o Note implication: Some moral views (moralities) are misguided, even evil.
o Subjectivism, nihilism wou
Lecture 16: Epictetus (Stoicism)
What is in our Power
o Our faculties do not contemplate (judge) themselves
o Grammatical faculty can judge whether a sentence is grammaticalwhat words to write
but not whether you should write or not.
PHIL 160 Final Review
Epictetus Value Theory:
o Shamefulness is intrinsically bad
o Living in accordance with your rational faculty is good
o Death isnt bad.
o When resentment turns creative, we have slave revolt
Lecture 16: Kant II
Kants Theory of Value
o What is Kants theory of value (good and bad)?
o The only thing unconditionally good is a good will.

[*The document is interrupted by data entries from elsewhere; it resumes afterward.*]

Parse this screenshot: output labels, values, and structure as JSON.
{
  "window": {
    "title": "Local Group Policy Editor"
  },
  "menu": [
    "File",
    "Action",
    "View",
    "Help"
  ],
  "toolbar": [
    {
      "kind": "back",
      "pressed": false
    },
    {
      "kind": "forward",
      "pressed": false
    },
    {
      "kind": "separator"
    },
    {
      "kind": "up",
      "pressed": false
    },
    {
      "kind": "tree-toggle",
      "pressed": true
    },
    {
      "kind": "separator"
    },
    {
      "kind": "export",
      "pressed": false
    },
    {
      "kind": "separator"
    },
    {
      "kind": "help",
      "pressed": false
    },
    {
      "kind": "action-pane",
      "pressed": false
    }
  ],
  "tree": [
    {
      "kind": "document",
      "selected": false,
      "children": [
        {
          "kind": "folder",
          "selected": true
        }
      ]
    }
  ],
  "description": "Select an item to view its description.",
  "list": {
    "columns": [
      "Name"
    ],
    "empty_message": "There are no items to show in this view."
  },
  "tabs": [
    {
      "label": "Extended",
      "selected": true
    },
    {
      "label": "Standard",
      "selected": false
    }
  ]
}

o Unconditionally good means two things:
1. Intrinsically good (good in itself)
2. Good in eve
Lecture 14: Hare on Slavery
-fill in from ppt-What is slavery?
o A legal status: that of slave. Defined by disabilities and liabilities imposed by law on
those called slaves.
o Features essential to slavery in its modern usage:
Lecture 7: What Makes Right Acts Right?
o A theory of right and wrong actions that is not consequentialist.
o It does not hold that the rightness or wrongness of (at least some) actions is a matter of
Frankfurt Alternate Possibilities and Moral Responsibility
The Principle of Alternate Possibilities
o (PAP) A person is morally responsible for what he has done only if he could have done
o Why is this? Seems right about many c
Lecture 19: Galen Strawson, The Impossibility of Moral Responsibility
o First, what is moral responsibility? Contrast two cases:
1. You are walking down the sidewalk when suddenly an overly friendly dog breaks off
Lecture 20: Aristotle, Nichomachean Ethics
o Intellectual excellence is acquired through instruction
o Moral excellence is acquired through training, habituation.
o The virtues do not come by nature (or against nature), b
Lecture 11 Discussion Notes - Bennet
Bennet: Two parts of our own psychology that can conflict
1. Our moral beliefs
a. Stable over time
2. Our sympathy, or emotions that help us tend to do right by others (fellow feelings)
a. Guilt, pity